“That is a bunch of malarkey,” the vice-president retorted after a particularly tough Ryan attack on the administration’s foreign policy, the Associated Press reports.
“Not a single thing he said is accurate,” Democrat Biden declared after Ryan said U.S Ambassador to Libya, Chris Stevens, had been denied sufficient security by administration officials.
Stevens died in a terrorist attack on the U.S Consulate in Benghazi on September 11. Both men seemed primed for a showdown from their opening moments on stage, and neither seemed willing to let the other one have the final word.
“I know you’re under a lot of duress to make up for lost ground, but I think people would be better served if we don’t interrupt each other,” Ryan said to his older rival at one point. But both continued to do so – and interrupted moderator Martha Raddatz of ABC as well.
The debate took place a little more than a week after President Barack Obama and Republican challenger Mitt Romney met in the first of their three debates – an encounter that has fuelled a Republican comeback in opinion polls.
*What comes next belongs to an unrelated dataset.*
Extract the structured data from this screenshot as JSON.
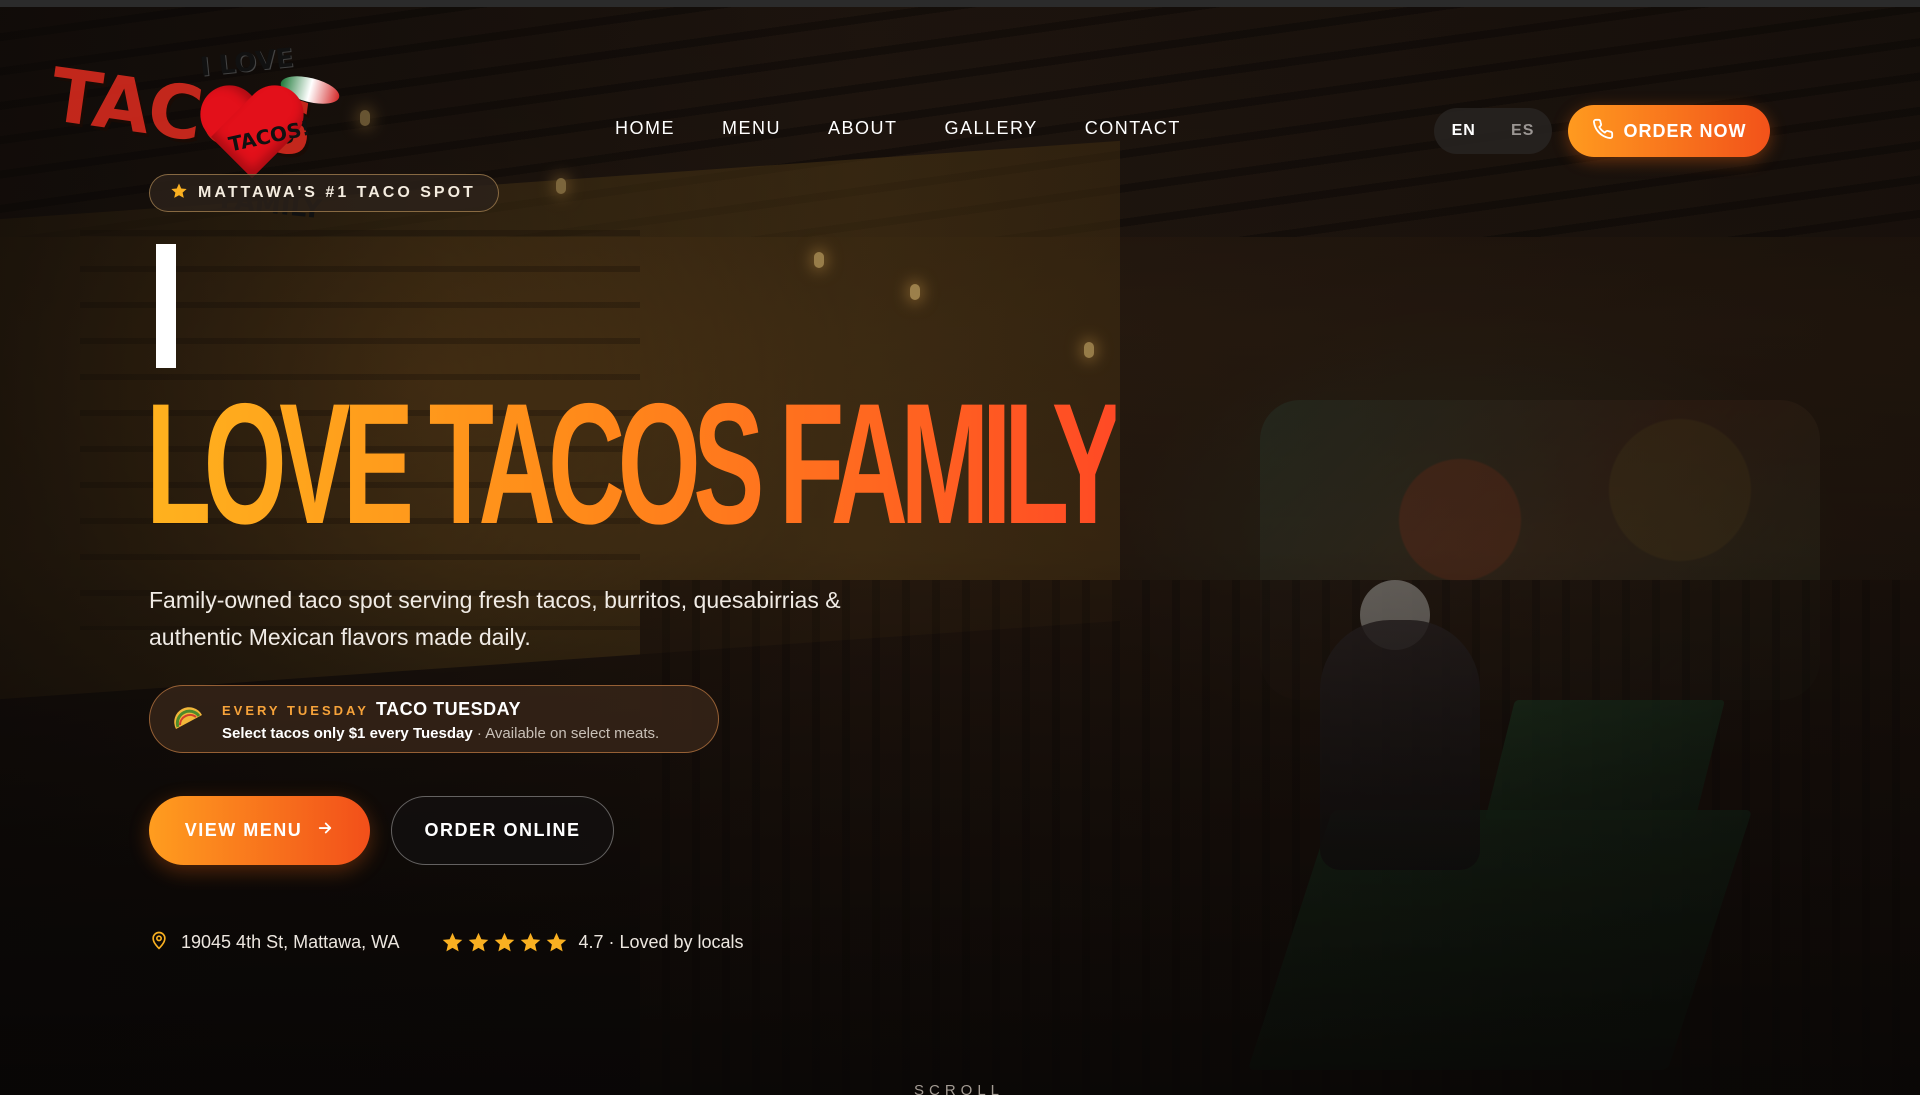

With Democrats eager for Biden to show the spark the president lacked, he did so.
Unprompted, he brought up the video in which Romney had said 47 per cent of Americans pay no federal income tax, view themselves as victims and do not take responsibility for their own lives.
“It’s about time they take responsibility” instead of signing pledges to avoid raising taxes, Biden said – of Romney, Ryan and the Republicans.
But Ryan quickly turned to dreary economic statistics – 23 million are struggling to work, he said, and 15 per cent of the country is living in poverty. “This is not what a real recovery looks like.”
Medicare was a flashpoint, as well. Ryan said Obama’s health care plan had diverted $716 billion from the programme for seniors and created a new board that could deny care to patients who need it.
Democrats “haven’t put a credible solution on the table,” he said. “They’ll tell you about vouchers. They’ll say all these things to try to scare people.” Biden also hit Ryan for requesting money from the 2009 economic stimulus bill he has criticized.
Biden brought up two letters that he said the GOP vice presidential nominee wrote to him that requested funds from the stimulus for companies in Wisconsin, The Hill reports.
“I am not allowed to show letters, but go on our website. He sent me two letters saying ‘by the way, can you send me some stimulus money for companies in Wisconsin?’
“I love that, ‘this is such a bad programme’ and he writes me a letter, writes the Department of Energy a letter saying we want money because it will create growth and jobs, in his words,” Biden said.
In 2009, Ryan wrote to Energy Secretary Steven Chu and Labor Secretary Hilda Solis asking for money to cover costs on two energy conservation projects in Wisconsin.
Ryan acknowledged asking for the money but countered that millions had been spent on green energy programs in Finland and China, using money borrowed from China.
“Was it a good idea to borrow all this money from places like China to give the money to these special interests?” Ryan asked.
Biden said that there was no cronyism involved in the $840 billion 2009 stimulus bill, and he added that GOP congressional investigations had found no evidence.
Ryan argues that the stimulus added to the budget deficit, but did little to help the economy, noting high unemployment. The discussion ended with Biden jabbing, “Any letter you send me, I’ll entertain.” Ryan retorted, “I appreciate that Joe.”